Meanwhile, the oil which had been previously skimmed off the receiving vessel has been transferred to a mixing vessel for chemical treatment. The mixing vessel is stirred at an approximate 950 revolution per minute rate. Calcium Hypochlorite (CaOCl) crystals containing 65% free Chlorine (Cl) is added to the mixing vessel at a rate of one-half quart of crystals per fifty gallons of oil. The oil and crystals are mixed for approximately ten minutes and then transferred to a circulating heater. Although in this embodiment of the invention Calcium Hypochlorite crystals are used, Sodium Hypochlorite could also be used instead. A Magnesium Sulfate supplement, at a rate of one-quarter pound per fifty gallons of oil, may also be used in either situation. However, the Calcium Hypochlorite, by itself, is the safest and easiest to handle.
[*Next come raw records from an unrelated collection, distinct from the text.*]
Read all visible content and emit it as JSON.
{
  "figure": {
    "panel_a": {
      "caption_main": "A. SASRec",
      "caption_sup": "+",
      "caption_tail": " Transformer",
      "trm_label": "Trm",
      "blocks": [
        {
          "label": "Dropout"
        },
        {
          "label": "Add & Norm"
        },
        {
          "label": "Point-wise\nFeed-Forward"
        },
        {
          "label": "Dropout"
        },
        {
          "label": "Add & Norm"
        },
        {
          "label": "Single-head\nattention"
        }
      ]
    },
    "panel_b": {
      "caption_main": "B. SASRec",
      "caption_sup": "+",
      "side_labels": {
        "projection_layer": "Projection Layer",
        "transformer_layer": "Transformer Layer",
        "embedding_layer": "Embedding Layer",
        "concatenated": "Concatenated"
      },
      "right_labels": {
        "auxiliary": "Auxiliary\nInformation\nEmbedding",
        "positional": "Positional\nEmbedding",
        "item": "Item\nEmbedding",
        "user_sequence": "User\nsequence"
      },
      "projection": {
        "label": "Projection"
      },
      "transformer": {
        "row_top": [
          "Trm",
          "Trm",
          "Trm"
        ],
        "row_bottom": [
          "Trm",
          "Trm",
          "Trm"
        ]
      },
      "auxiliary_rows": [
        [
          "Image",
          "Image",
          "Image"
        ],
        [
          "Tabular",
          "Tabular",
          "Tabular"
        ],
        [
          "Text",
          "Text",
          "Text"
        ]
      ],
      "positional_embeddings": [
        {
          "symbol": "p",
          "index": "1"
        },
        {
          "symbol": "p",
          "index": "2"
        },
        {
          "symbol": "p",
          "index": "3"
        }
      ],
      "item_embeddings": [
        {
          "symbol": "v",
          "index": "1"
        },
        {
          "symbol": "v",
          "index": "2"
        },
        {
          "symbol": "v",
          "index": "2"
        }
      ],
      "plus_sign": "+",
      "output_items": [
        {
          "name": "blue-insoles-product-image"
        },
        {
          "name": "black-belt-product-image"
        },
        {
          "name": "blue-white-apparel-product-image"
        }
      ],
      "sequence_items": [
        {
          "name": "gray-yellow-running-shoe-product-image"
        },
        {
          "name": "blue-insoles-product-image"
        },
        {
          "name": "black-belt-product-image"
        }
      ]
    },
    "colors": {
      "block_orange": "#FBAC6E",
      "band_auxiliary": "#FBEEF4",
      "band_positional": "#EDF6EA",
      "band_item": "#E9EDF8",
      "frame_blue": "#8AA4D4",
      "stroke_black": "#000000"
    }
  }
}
The circulating heater is set to bring the temperature of the mixture up to 300° F. As the Calcium Hypochlorite crystals are heated to a temperature range of 250° to 300° F. they dissolve and Chlorine gas (Cl2) is released. The heater is kept at 30 PSIG pressure to keep the Chlorine gas in the mixture. The moisture in the mixture absorbs the Chlorine gas. The Chlorine attacks the radioactive contaminants in the moisture and begins the initial reactions to form salts with the contaminant elements.

The circulating heater outputs to a second mixing tank whose contents are further heated to 375° F. The output of the circulating heater maintains motion in the second mixing tank and, through this mixing action, the Chlorine and elements remain in suspension and solution. A pH buffering compound, such as Sodium Bicarbonate, is added to the oil mixture as it flows within the second mixing tank. This has a dual effect. When the Sodium Bicarbonate comes in contact with the moisture which holds the radioactive contaminants, the pH of the mixture of dissolved solid is elevated to a point where the contaminants become salts in solid form. Chemically, the reactions can be described as follows: ##STR1##

At the same time the Sodium Bicarbonate is being dissolved and absorbed by the moisture, carbonation occurs. This is important because the moisture, due to its higher specific gravity, is primarily beneath the oil. The carbonation brings the moisture to the surface of the mixture. The entire mixture is then circulated through a flash tank heated to a minimum of 375° F. at 27 inches of mercury vacuum. The carbonated moisture, less salts, is quickly evacuated as is any excess Chlorine from the previous stage. The oil is now moisture free. The salts that were dissolved by the moisture return to a solid form trapping in other radioactive contaminants precipitated during this cycle. Excess Sodium Bicarbonate returns to its original state. The flash tank then outputs to an end tank which is maintained at 375° F.

The last stage is a filtration stage. The oil is passed through a one micron size filter made of ground shell. A ground shell filter aid is added to the second mixing tank prior to its contents passing through the flash tank. After the flash tank outputs to an end tank, the contents of the end tank are passed through a filter formed by the crushed shell over twelve micron paper. The effective filter size of the crushed shell over paper is one micron. This filter takes out the salts, excess Calcium Hypochlorite, Sodium Bicarbonate and any other remaining particulates to a one micron size. The oil is then passed through a polishing filter made of submicron filter in order to remove superfine particulates of contaminant. The oil is now contaminate free. The contaminants which were removed from the oil are ready for disposal.

It is understood that the above-described embodiment is merely illustrative of the application. Other embodiments may be readily devised by those skilled in the art which will embody the principles of the invention and fall within the spirit and scope thereof.